*** Data section ***

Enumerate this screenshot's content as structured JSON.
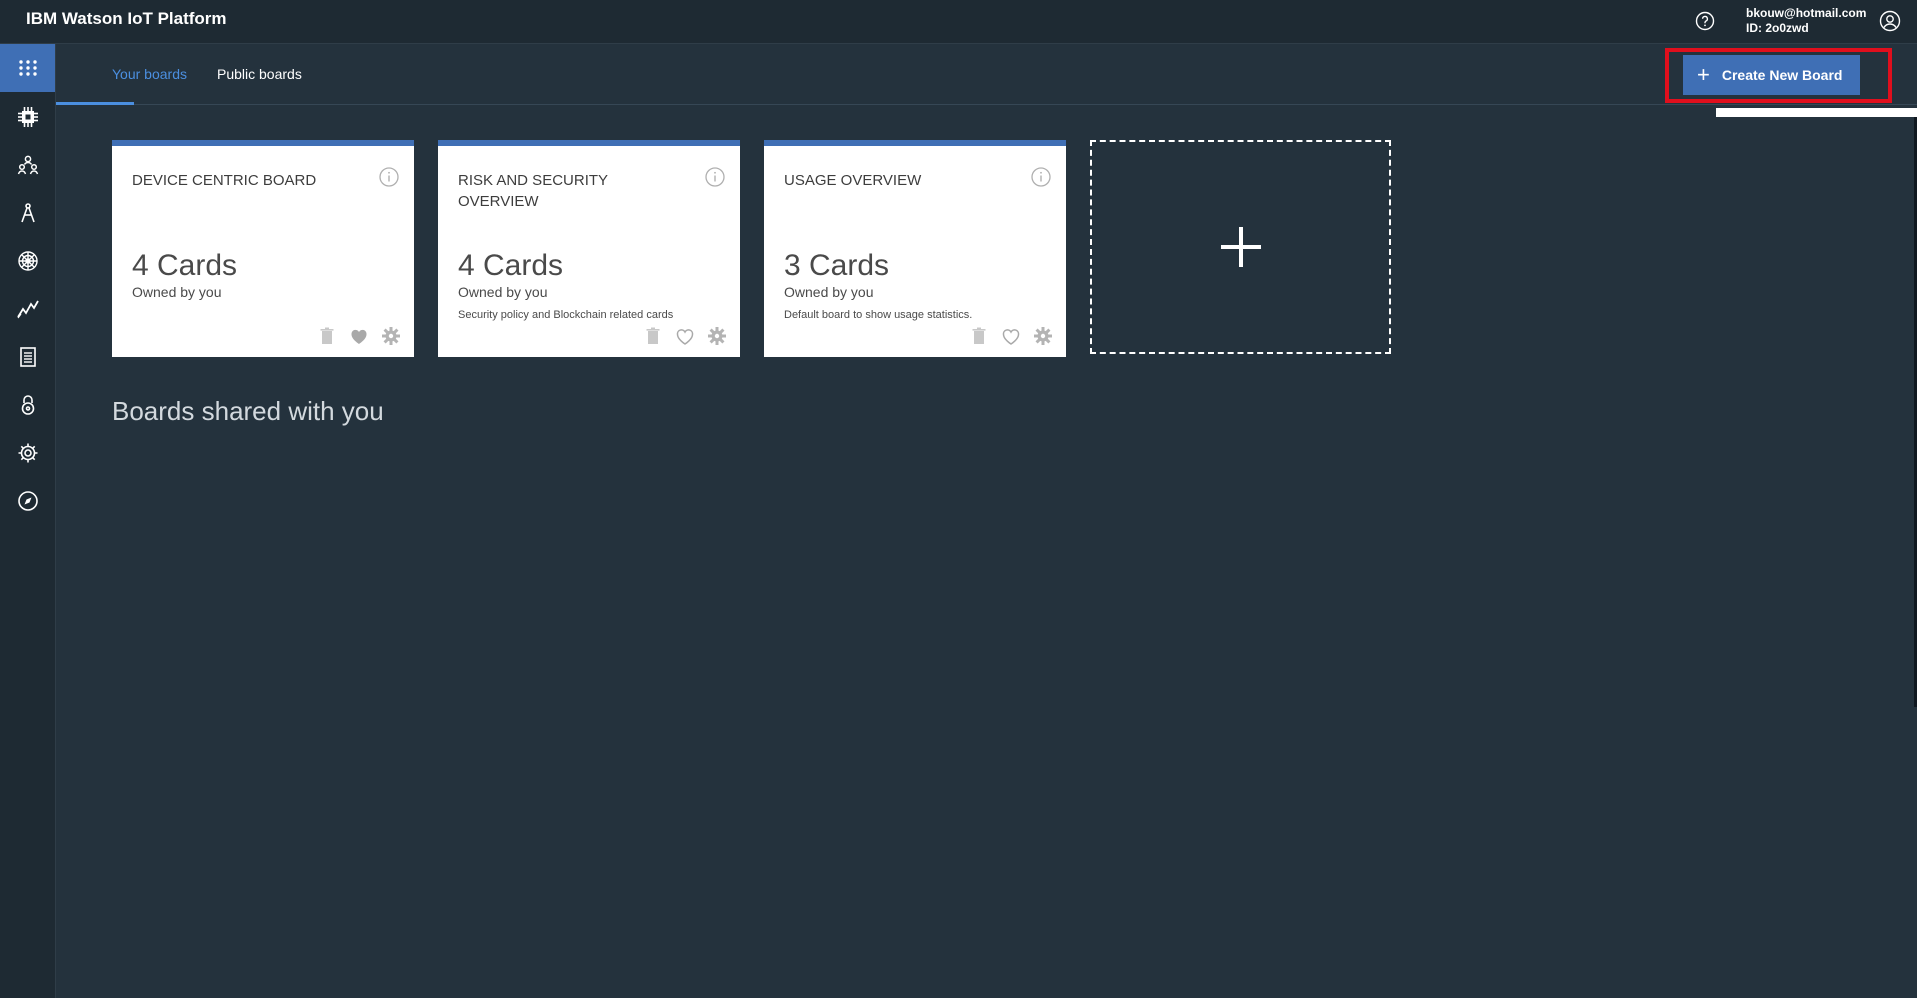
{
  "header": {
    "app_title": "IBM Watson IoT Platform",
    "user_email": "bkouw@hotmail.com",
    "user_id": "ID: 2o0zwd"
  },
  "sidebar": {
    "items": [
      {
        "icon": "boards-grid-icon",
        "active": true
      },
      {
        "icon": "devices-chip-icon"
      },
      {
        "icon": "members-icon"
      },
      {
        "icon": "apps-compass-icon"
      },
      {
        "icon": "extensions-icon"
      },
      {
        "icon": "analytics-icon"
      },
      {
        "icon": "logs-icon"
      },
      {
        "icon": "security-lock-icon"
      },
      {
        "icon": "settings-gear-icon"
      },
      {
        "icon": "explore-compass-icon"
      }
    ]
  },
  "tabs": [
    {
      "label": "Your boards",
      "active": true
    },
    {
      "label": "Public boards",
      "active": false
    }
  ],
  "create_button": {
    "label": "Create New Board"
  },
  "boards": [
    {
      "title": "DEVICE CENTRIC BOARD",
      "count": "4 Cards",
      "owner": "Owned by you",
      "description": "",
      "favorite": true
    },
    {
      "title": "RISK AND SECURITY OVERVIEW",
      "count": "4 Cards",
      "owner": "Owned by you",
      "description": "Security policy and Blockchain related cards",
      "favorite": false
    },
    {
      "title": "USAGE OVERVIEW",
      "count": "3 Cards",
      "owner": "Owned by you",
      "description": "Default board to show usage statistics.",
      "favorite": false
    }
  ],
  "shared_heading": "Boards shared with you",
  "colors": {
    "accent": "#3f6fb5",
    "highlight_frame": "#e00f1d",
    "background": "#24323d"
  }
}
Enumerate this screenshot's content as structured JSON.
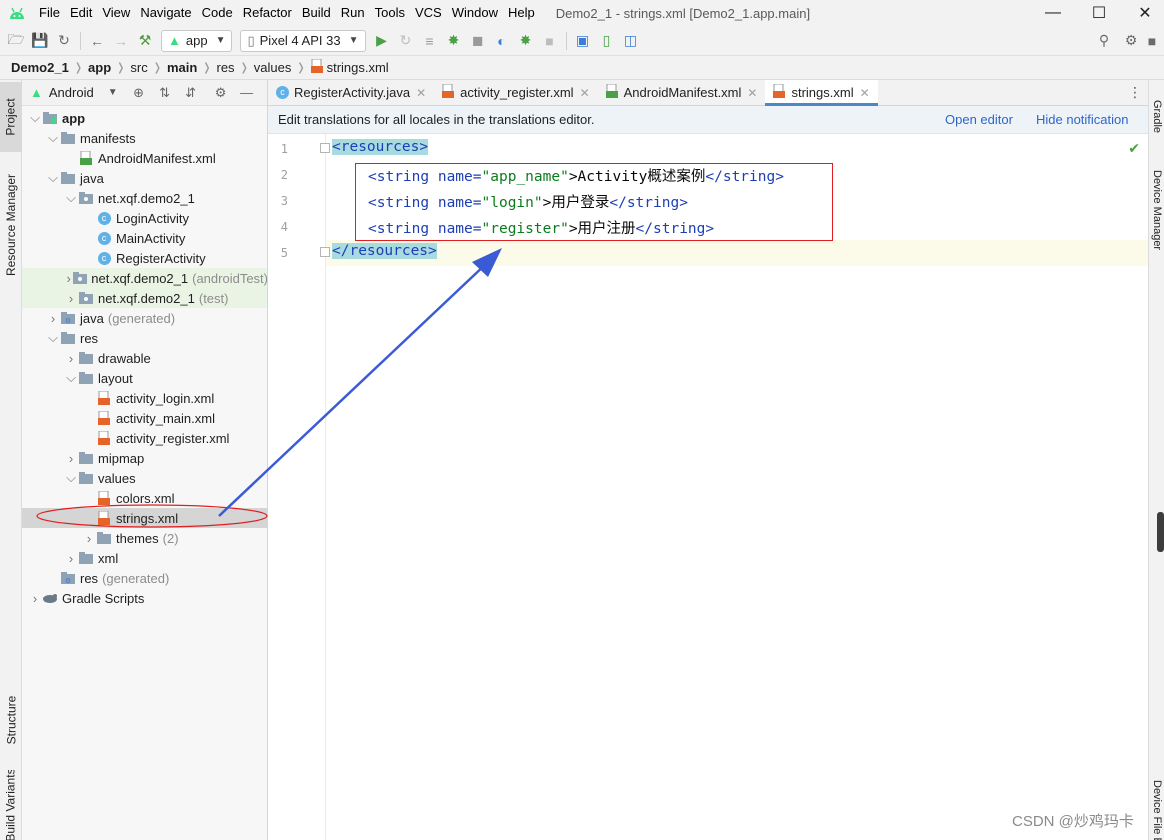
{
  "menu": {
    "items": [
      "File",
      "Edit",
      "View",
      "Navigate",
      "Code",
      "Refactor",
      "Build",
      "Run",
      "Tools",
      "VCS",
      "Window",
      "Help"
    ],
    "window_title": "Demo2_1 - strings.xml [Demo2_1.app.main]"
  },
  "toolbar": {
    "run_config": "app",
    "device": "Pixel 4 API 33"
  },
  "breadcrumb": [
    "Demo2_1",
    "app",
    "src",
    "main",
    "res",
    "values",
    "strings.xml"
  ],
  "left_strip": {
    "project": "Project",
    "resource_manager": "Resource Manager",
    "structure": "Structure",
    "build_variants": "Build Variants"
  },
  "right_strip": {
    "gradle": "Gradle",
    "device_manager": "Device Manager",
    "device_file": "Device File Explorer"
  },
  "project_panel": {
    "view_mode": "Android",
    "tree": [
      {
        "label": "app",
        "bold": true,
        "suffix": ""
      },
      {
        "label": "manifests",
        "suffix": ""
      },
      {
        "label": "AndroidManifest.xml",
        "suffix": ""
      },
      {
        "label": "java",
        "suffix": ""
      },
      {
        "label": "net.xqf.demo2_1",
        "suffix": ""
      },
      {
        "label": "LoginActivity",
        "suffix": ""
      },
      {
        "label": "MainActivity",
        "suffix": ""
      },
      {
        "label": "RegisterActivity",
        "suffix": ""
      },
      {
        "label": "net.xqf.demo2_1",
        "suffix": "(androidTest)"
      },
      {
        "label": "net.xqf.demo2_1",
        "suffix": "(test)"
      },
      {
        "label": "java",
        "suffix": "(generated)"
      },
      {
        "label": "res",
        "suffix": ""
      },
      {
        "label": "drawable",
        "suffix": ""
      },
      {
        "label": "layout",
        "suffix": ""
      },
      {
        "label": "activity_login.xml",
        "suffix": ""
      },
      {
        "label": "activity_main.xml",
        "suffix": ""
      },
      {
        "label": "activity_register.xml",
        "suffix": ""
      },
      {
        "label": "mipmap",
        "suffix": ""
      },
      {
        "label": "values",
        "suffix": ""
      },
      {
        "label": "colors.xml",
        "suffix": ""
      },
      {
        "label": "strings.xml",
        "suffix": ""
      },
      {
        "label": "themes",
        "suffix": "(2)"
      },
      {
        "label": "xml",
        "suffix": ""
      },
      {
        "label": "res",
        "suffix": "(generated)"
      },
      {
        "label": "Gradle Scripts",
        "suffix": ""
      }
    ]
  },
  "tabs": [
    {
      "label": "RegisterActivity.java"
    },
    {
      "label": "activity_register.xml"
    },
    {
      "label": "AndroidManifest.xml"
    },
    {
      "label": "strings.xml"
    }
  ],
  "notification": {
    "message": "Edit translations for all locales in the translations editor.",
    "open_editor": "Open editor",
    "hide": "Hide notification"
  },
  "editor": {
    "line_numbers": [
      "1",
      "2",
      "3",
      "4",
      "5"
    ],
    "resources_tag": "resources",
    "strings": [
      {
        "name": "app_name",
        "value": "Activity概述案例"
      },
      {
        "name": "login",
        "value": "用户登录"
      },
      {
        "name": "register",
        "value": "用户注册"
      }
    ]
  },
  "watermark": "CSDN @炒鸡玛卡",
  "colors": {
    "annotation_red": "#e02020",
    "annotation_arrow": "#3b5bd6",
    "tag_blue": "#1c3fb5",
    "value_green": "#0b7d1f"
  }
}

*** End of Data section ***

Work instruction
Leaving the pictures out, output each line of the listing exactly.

Result of the task
Enumerate this screenshot's content as structured JSON.
{
  "header": {
    "app_title": "IBM Watson IoT Platform",
    "user_email": "bkouw@hotmail.com",
    "user_id": "ID: 2o0zwd"
  },
  "sidebar": {
    "items": [
      {
        "icon": "boards-grid-icon",
        "active": true
      },
      {
        "icon": "devices-chip-icon"
      },
      {
        "icon": "members-icon"
      },
      {
        "icon": "apps-compass-icon"
      },
      {
        "icon": "extensions-icon"
      },
      {
        "icon": "analytics-icon"
      },
      {
        "icon": "logs-icon"
      },
      {
        "icon": "security-lock-icon"
      },
      {
        "icon": "settings-gear-icon"
      },
      {
        "icon": "explore-compass-icon"
      }
    ]
  },
  "tabs": [
    {
      "label": "Your boards",
      "active": true
    },
    {
      "label": "Public boards",
      "active": false
    }
  ],
  "create_button": {
    "label": "Create New Board"
  },
  "boards": [
    {
      "title": "DEVICE CENTRIC BOARD",
      "count": "4 Cards",
      "owner": "Owned by you",
      "description": "",
      "favorite": true
    },
    {
      "title": "RISK AND SECURITY OVERVIEW",
      "count": "4 Cards",
      "owner": "Owned by you",
      "description": "Security policy and Blockchain related cards",
      "favorite": false
    },
    {
      "title": "USAGE OVERVIEW",
      "count": "3 Cards",
      "owner": "Owned by you",
      "description": "Default board to show usage statistics.",
      "favorite": false
    }
  ],
  "shared_heading": "Boards shared with you",
  "colors": {
    "accent": "#3f6fb5",
    "highlight_frame": "#e00f1d",
    "background": "#24323d"
  }
}
Enumerate this screenshot's content as structured JSON.
{
  "menu": {
    "items": [
      "File",
      "Edit",
      "View",
      "Navigate",
      "Code",
      "Refactor",
      "Build",
      "Run",
      "Tools",
      "VCS",
      "Window",
      "Help"
    ],
    "window_title": "Demo2_1 - strings.xml [Demo2_1.app.main]"
  },
  "toolbar": {
    "run_config": "app",
    "device": "Pixel 4 API 33"
  },
  "breadcrumb": [
    "Demo2_1",
    "app",
    "src",
    "main",
    "res",
    "values",
    "strings.xml"
  ],
  "left_strip": {
    "project": "Project",
    "resource_manager": "Resource Manager",
    "structure": "Structure",
    "build_variants": "Build Variants"
  },
  "right_strip": {
    "gradle": "Gradle",
    "device_manager": "Device Manager",
    "device_file": "Device File Explorer"
  },
  "project_panel": {
    "view_mode": "Android",
    "tree": [
      {
        "label": "app",
        "bold": true,
        "suffix": ""
      },
      {
        "label": "manifests",
        "suffix": ""
      },
      {
        "label": "AndroidManifest.xml",
        "suffix": ""
      },
      {
        "label": "java",
        "suffix": ""
      },
      {
        "label": "net.xqf.demo2_1",
        "suffix": ""
      },
      {
        "label": "LoginActivity",
        "suffix": ""
      },
      {
        "label": "MainActivity",
        "suffix": ""
      },
      {
        "label": "RegisterActivity",
        "suffix": ""
      },
      {
        "label": "net.xqf.demo2_1",
        "suffix": "(androidTest)"
      },
      {
        "label": "net.xqf.demo2_1",
        "suffix": "(test)"
      },
      {
        "label": "java",
        "suffix": "(generated)"
      },
      {
        "label": "res",
        "suffix": ""
      },
      {
        "label": "drawable",
        "suffix": ""
      },
      {
        "label": "layout",
        "suffix": ""
      },
      {
        "label": "activity_login.xml",
        "suffix": ""
      },
      {
        "label": "activity_main.xml",
        "suffix": ""
      },
      {
        "label": "activity_register.xml",
        "suffix": ""
      },
      {
        "label": "mipmap",
        "suffix": ""
      },
      {
        "label": "values",
        "suffix": ""
      },
      {
        "label": "colors.xml",
        "suffix": ""
      },
      {
        "label": "strings.xml",
        "suffix": ""
      },
      {
        "label": "themes",
        "suffix": "(2)"
      },
      {
        "label": "xml",
        "suffix": ""
      },
      {
        "label": "res",
        "suffix": "(generated)"
      },
      {
        "label": "Gradle Scripts",
        "suffix": ""
      }
    ]
  },
  "tabs": [
    {
      "label": "RegisterActivity.java"
    },
    {
      "label": "activity_register.xml"
    },
    {
      "label": "AndroidManifest.xml"
    },
    {
      "label": "strings.xml"
    }
  ],
  "notification": {
    "message": "Edit translations for all locales in the translations editor.",
    "open_editor": "Open editor",
    "hide": "Hide notification"
  },
  "editor": {
    "line_numbers": [
      "1",
      "2",
      "3",
      "4",
      "5"
    ],
    "resources_tag": "resources",
    "strings": [
      {
        "name": "app_name",
        "value": "Activity概述案例"
      },
      {
        "name": "login",
        "value": "用户登录"
      },
      {
        "name": "register",
        "value": "用户注册"
      }
    ]
  },
  "watermark": "CSDN @炒鸡玛卡",
  "colors": {
    "annotation_red": "#e02020",
    "annotation_arrow": "#3b5bd6",
    "tag_blue": "#1c3fb5",
    "value_green": "#0b7d1f"
  }
}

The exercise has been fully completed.